WHAT TO WORK ON: Among the entries below, copy every line that carries the word "number".

PROVIDED RECORDS:
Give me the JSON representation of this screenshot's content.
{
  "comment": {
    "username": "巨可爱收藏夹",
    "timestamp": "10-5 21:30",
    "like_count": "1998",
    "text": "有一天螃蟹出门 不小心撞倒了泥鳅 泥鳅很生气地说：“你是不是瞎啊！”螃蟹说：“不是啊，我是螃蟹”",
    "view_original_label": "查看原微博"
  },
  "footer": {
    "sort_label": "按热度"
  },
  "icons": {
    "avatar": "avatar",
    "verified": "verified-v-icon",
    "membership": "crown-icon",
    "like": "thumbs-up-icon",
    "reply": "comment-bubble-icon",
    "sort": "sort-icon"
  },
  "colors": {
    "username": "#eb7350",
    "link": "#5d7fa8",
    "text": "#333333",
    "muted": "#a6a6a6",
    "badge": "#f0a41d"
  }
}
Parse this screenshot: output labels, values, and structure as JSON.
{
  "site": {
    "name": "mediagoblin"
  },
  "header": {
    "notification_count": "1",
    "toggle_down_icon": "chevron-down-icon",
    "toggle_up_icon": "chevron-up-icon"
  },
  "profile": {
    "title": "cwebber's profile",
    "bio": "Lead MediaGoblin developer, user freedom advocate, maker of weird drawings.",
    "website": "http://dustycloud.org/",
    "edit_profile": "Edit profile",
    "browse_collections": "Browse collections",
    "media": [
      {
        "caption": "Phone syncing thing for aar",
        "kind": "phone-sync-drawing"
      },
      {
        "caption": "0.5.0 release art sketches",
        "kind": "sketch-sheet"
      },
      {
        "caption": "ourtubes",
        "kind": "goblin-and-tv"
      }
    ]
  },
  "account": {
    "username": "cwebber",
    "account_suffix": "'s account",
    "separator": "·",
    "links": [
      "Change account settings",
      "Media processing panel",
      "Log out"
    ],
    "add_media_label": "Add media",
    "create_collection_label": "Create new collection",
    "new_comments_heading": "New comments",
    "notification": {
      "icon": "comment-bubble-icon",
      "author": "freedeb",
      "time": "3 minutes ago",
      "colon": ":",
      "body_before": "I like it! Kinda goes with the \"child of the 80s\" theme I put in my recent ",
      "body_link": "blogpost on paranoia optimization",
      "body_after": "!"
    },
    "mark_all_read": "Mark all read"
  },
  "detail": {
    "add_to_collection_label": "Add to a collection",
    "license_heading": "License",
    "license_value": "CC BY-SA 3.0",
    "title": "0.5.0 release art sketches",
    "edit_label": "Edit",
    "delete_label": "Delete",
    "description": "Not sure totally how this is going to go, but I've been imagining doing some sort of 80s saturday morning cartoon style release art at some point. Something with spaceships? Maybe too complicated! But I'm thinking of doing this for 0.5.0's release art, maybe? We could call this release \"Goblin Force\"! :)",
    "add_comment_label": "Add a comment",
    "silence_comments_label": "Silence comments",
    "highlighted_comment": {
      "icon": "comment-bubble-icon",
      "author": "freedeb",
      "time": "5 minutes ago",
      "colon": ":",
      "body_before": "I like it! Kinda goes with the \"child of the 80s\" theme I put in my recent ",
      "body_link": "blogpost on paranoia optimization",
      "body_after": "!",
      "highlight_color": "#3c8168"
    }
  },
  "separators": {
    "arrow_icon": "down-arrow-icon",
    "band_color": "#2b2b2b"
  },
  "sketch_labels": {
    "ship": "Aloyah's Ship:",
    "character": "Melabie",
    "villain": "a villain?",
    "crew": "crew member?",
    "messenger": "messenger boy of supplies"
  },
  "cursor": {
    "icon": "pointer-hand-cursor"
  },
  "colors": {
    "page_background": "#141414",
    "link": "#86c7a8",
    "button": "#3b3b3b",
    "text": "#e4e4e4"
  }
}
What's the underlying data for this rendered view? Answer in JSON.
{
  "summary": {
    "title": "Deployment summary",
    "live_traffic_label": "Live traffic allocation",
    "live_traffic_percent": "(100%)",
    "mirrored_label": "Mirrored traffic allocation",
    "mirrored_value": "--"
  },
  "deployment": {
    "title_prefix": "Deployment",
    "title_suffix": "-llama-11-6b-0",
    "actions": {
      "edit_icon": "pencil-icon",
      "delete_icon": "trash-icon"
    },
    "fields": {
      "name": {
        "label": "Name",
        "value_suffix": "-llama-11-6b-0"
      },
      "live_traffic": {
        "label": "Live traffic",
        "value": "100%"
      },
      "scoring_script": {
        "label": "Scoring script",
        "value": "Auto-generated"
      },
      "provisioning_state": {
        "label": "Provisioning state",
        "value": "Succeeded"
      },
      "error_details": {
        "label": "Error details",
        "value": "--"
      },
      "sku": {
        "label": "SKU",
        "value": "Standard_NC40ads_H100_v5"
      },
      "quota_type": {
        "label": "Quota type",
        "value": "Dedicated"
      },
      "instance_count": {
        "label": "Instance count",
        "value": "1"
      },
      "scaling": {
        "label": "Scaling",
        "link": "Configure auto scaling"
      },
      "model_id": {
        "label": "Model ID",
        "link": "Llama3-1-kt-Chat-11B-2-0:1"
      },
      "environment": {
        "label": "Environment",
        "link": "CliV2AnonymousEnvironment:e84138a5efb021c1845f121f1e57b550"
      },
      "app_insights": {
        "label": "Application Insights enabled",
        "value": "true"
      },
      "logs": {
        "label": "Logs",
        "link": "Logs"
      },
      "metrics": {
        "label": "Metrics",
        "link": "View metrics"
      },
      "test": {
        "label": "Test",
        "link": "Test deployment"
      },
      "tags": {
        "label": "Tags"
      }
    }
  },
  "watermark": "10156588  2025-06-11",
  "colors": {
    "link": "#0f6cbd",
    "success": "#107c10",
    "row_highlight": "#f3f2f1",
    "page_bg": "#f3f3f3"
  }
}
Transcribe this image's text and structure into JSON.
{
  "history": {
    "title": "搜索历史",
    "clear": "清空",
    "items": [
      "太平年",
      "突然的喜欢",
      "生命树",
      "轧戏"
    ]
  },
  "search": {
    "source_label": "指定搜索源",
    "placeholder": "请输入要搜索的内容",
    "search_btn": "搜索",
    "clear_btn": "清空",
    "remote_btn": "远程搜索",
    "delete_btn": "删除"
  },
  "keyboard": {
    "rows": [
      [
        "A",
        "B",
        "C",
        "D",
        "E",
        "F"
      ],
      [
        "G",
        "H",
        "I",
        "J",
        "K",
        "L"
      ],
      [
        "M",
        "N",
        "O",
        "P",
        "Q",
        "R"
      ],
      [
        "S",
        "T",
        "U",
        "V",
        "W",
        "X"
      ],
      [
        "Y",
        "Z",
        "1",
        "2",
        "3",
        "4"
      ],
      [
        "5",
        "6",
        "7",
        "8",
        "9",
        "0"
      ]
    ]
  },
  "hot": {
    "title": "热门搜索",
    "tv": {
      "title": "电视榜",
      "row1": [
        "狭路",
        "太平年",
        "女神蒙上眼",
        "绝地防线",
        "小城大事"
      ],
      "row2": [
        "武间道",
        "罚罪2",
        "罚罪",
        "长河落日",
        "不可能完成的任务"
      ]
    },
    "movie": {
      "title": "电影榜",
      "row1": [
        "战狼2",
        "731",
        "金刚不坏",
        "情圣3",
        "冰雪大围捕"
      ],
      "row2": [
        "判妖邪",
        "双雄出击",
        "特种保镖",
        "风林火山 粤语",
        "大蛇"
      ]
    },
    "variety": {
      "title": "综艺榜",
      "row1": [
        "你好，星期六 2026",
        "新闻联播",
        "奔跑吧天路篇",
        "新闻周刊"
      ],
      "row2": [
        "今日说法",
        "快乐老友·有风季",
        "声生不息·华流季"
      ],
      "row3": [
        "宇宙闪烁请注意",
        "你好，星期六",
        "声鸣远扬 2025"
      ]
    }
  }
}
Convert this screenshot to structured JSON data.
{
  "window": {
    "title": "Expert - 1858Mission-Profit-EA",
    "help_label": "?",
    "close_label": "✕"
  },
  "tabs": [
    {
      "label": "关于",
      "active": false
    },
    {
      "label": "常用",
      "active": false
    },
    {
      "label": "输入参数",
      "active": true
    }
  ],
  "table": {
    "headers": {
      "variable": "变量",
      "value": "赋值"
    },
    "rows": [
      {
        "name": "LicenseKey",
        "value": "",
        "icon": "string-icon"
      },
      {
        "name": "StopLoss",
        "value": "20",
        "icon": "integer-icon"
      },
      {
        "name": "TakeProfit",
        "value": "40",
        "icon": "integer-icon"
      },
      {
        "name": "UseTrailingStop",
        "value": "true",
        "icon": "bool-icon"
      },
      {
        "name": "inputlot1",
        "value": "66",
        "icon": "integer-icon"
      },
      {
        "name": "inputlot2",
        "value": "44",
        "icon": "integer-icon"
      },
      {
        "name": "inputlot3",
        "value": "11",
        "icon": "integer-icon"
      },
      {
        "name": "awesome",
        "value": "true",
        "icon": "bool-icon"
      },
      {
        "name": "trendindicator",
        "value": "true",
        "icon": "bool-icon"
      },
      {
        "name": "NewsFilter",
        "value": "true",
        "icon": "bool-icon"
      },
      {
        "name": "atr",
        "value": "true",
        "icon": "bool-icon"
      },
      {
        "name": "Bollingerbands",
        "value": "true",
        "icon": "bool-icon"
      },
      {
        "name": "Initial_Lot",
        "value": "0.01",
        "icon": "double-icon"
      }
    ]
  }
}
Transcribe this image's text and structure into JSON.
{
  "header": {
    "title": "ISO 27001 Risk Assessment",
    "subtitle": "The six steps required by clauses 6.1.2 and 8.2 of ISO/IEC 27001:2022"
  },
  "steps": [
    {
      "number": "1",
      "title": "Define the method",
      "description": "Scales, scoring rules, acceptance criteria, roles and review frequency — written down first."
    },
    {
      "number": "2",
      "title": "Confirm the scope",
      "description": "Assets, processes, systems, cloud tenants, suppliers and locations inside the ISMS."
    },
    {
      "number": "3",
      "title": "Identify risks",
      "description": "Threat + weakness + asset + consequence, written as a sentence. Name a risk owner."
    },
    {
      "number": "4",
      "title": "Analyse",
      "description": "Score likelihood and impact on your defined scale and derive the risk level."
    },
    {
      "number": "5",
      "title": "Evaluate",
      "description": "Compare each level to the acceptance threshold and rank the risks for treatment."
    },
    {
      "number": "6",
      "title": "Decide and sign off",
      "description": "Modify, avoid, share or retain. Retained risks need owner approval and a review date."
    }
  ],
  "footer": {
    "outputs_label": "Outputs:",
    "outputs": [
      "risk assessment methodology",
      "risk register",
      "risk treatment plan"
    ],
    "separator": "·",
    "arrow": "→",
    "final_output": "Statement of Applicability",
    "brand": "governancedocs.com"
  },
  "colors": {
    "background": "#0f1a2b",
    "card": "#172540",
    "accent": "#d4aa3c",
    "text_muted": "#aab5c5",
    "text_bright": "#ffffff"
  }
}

PROBLEM SOLUTION:
      "number": "1",
      "number": "2",
      "number": "3",
      "number": "4",
      "number": "5",
      "number": "6",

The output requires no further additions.